⟨

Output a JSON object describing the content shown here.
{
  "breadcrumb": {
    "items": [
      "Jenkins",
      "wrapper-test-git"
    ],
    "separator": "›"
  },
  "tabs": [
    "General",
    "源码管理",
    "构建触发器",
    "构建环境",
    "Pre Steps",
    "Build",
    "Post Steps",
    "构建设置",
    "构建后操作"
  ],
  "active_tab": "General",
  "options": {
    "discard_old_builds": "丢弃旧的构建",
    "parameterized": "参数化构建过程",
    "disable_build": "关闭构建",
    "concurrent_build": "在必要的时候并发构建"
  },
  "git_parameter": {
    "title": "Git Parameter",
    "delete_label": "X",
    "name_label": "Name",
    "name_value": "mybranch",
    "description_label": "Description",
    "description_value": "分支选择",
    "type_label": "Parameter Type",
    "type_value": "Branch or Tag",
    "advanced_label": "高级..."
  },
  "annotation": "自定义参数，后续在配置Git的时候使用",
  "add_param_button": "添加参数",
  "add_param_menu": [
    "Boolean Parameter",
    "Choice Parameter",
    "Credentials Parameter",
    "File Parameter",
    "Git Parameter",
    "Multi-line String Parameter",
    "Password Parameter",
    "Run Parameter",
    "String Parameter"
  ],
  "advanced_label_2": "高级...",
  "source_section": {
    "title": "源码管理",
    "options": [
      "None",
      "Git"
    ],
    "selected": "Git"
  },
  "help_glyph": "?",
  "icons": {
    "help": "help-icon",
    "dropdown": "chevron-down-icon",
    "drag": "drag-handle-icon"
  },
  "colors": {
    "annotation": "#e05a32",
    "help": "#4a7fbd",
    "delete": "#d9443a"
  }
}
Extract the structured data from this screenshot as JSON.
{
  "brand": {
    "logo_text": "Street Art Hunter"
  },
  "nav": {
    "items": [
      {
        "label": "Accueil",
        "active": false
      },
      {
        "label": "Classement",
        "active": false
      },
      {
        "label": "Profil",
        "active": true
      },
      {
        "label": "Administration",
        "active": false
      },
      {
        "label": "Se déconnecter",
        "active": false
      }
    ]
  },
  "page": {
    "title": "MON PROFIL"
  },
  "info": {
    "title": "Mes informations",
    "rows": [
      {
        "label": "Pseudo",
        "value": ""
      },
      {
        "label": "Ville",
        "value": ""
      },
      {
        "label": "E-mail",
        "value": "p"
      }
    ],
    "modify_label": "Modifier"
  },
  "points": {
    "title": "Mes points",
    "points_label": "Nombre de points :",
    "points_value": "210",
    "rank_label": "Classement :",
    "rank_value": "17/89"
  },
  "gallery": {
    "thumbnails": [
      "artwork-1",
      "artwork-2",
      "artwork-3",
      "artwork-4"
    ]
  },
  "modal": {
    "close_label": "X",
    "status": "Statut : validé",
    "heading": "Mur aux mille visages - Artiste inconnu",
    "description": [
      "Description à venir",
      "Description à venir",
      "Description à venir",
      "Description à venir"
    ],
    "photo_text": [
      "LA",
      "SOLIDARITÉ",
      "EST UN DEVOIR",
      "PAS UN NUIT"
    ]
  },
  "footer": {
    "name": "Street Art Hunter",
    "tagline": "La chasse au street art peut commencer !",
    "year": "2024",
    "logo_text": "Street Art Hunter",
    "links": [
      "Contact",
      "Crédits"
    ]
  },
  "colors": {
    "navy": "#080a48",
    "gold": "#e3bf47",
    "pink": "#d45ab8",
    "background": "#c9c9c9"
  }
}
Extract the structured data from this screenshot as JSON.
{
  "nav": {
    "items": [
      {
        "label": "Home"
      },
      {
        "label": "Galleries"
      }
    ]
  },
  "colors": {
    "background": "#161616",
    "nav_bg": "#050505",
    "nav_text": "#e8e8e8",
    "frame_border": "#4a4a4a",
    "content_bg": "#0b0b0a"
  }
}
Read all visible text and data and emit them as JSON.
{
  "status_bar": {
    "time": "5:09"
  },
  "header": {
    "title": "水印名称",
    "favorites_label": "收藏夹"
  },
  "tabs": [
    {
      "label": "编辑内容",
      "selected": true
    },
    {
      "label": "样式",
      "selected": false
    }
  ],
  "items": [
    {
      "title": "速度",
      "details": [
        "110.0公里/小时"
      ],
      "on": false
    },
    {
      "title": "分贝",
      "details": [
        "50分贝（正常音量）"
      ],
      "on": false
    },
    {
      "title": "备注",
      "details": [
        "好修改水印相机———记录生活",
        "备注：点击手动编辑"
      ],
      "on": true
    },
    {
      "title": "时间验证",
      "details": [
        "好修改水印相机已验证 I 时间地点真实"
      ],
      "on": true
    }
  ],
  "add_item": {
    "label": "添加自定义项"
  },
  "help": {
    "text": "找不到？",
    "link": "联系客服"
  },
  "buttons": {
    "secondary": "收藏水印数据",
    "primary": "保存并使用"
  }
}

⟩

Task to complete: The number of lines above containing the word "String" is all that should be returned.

Result of this task: 2